In Kalayaan I got to speak with Julie Martinez, mother of six. She’s the chairperson of a newly formed micro saving group like the ones in Baseco sponsored by CRS. She’s trusted by the community because of her extensive work as a volunteer for the church and the local government.
Kalayaan is another settlement that is extremely vulnerable to weather events and flooding. The area was devastated during Typhoon Ketsana (known here as Ondoy) in 2009 and by the Monsoon Habagat in 2013 when waters rose as high as 6 feet and didn’t recede for months. Julie’s family of eight lives in a tiny wooden shack that stands on stilts about three feet above the ground. To get to her house, you walk along narrow boards suspended in the air. Below is trash that was swept in during the floods and is too overwhelming to clean up.
Julie and I talk in her living room. The space becomes the bedroom at night and the entire family sleeps on the floor. During the monsoon, they were woken in the night to water coming up through the wooden floor. Flood waters remained around the base of the house for three months while the family lived in a makeshift shelter in an open evacuation center. The foundation, walls and roof of the house are all wood and haven’t been repaired since the flooding in 2009. Julie hopes to shore up her house’s foundation using micro loans through the community saving group she will chair.
However, no one in the community wants to make large investments in their homes’ infrastructure because very few people actually own the land their houses sit on. Julie isn’t sure who the owner is, but there are rumors that it is owned privately and that any day her family could be forced to leave and the house destroyed. But in the meantime, she would like to make minor repairs; when visitors walk along the planks to her house, she says she can feel the foundation shake. The family has lived in the house for 22 years.

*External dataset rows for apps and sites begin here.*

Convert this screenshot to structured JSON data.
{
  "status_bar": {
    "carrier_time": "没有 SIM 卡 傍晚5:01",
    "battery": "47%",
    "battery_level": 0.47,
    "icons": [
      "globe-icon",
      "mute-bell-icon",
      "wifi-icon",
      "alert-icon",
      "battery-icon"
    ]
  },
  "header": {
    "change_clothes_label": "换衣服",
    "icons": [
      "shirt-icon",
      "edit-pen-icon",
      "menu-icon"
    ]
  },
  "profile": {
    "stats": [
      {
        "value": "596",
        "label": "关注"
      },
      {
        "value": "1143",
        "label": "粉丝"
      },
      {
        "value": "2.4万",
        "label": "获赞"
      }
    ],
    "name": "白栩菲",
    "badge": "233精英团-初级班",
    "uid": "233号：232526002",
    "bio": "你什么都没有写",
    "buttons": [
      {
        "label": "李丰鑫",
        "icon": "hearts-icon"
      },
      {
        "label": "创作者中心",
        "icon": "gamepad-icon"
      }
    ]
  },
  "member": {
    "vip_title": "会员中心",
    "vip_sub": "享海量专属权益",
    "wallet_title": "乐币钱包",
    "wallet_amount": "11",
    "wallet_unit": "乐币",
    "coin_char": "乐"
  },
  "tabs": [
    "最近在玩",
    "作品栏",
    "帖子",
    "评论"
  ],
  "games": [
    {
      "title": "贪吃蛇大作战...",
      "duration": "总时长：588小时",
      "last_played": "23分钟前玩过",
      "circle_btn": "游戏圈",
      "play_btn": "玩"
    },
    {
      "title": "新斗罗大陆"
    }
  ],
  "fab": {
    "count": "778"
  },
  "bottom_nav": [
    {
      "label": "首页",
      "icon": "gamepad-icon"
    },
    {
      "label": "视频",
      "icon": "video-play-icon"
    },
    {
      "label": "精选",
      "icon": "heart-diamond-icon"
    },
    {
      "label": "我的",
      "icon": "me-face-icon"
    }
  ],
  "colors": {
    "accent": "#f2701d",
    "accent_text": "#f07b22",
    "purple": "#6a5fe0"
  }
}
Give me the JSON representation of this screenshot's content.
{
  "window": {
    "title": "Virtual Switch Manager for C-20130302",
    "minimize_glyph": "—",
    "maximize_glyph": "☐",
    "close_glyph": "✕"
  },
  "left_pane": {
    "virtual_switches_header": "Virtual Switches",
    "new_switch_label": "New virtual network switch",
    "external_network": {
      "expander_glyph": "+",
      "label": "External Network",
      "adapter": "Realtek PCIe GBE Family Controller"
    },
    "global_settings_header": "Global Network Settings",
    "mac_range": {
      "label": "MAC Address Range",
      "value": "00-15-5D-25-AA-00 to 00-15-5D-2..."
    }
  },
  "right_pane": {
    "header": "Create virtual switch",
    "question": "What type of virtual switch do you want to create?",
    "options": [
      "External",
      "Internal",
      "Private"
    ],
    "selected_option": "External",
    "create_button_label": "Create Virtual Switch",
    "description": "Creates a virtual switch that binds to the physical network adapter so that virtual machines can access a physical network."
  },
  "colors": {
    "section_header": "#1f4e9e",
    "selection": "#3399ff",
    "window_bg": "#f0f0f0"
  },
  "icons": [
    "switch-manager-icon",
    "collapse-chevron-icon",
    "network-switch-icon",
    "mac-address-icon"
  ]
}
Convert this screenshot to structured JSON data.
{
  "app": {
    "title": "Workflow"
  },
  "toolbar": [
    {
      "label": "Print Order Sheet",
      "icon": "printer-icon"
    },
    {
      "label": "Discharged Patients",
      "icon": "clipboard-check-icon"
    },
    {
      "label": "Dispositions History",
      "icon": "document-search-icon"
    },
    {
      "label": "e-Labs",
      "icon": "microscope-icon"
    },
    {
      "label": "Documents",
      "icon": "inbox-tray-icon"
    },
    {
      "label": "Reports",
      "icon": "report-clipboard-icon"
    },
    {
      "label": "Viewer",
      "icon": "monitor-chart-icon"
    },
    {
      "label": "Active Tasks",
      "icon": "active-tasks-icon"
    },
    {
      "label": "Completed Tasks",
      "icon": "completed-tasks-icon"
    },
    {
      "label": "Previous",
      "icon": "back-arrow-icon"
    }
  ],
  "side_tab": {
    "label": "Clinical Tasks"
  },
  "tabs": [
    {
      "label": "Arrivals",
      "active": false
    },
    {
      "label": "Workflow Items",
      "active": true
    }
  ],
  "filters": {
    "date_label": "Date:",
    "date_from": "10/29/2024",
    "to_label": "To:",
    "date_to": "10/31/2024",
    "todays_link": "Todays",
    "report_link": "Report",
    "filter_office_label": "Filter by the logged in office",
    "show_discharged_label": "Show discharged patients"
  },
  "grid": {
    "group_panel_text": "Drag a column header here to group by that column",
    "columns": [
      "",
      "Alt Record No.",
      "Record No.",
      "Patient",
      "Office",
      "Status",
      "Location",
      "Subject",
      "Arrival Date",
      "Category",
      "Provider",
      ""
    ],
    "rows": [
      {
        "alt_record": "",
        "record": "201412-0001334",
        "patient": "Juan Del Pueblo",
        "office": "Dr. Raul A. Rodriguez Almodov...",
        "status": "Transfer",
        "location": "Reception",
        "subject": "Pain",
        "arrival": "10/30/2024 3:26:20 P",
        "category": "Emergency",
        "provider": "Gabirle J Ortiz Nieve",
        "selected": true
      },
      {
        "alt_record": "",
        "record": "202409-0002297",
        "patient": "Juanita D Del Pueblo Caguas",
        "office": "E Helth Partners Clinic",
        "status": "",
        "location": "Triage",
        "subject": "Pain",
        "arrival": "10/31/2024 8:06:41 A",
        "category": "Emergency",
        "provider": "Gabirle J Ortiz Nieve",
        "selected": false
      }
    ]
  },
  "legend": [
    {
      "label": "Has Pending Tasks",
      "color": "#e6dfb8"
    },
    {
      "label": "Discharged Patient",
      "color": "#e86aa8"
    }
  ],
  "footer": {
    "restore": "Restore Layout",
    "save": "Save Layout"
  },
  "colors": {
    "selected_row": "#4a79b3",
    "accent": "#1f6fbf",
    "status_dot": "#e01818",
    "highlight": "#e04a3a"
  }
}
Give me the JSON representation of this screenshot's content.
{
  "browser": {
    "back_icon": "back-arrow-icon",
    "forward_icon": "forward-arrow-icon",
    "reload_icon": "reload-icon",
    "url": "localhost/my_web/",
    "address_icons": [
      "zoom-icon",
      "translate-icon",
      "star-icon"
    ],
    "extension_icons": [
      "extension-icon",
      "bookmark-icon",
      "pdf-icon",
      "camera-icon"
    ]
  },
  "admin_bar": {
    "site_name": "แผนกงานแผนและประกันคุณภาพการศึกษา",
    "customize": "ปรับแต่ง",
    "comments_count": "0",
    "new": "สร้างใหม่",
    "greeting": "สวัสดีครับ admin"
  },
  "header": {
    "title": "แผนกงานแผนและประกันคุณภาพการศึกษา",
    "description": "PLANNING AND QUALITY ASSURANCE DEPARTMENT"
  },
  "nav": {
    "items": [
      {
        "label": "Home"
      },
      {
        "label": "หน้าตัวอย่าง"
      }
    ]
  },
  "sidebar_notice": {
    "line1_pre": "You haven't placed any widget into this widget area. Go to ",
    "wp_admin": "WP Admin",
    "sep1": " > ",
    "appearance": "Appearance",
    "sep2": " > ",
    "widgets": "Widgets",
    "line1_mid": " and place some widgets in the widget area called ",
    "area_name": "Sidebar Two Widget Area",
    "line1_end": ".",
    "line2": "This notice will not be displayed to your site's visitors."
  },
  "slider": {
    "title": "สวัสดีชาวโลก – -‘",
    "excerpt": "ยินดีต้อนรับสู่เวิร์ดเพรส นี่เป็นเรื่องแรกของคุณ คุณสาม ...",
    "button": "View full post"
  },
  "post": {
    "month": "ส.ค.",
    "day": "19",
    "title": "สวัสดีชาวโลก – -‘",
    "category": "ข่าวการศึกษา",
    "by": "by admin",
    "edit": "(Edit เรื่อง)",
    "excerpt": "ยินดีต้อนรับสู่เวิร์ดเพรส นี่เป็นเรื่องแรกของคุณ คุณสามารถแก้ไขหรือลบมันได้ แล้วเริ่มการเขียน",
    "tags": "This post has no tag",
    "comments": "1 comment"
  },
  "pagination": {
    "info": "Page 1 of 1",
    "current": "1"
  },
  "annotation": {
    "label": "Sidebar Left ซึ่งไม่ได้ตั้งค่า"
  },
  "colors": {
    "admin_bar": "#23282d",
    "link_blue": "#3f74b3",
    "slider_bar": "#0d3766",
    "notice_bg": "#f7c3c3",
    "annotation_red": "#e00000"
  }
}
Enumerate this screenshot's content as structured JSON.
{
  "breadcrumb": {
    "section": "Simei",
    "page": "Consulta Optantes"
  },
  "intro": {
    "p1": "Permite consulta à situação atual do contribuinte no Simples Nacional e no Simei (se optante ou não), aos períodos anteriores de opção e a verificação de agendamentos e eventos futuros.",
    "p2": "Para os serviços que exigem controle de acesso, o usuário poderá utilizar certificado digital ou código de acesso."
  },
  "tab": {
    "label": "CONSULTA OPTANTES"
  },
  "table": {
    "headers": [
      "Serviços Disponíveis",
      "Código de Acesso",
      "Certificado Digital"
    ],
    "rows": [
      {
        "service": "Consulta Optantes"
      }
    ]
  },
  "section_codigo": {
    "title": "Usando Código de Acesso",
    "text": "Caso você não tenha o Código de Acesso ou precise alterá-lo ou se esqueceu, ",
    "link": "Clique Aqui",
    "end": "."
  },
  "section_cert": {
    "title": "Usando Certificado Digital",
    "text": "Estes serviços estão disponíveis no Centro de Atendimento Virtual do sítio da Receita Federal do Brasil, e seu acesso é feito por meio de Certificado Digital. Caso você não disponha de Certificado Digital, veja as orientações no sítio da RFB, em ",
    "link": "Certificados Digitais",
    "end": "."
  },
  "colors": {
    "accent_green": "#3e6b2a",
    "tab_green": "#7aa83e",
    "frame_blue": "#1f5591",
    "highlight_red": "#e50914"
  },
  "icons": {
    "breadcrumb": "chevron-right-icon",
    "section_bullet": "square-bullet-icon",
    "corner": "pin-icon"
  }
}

The saving group has already had two meetings and are finalizing their by-laws and constitution. The group of 24 women have decided to save just under 50 cents per week. Loans from the collective will be paid back at 5% interest per month. In addition to repairing her home, Julie would like to open her own business selling fried “itik,” or duck using a loan from the group. Now she works in someone else’s stall but she hopes to one day open one of her own.
For Julie, the savings group is more than just access to capital. It’s also a fellowship group where women can talk out their problems and form bonds of friendship. Laughing, she tells me through a translator that they even talk about their marital problems, about their husbands!
“It really helps,” she said. “Because sometimes you need to talk about these things.”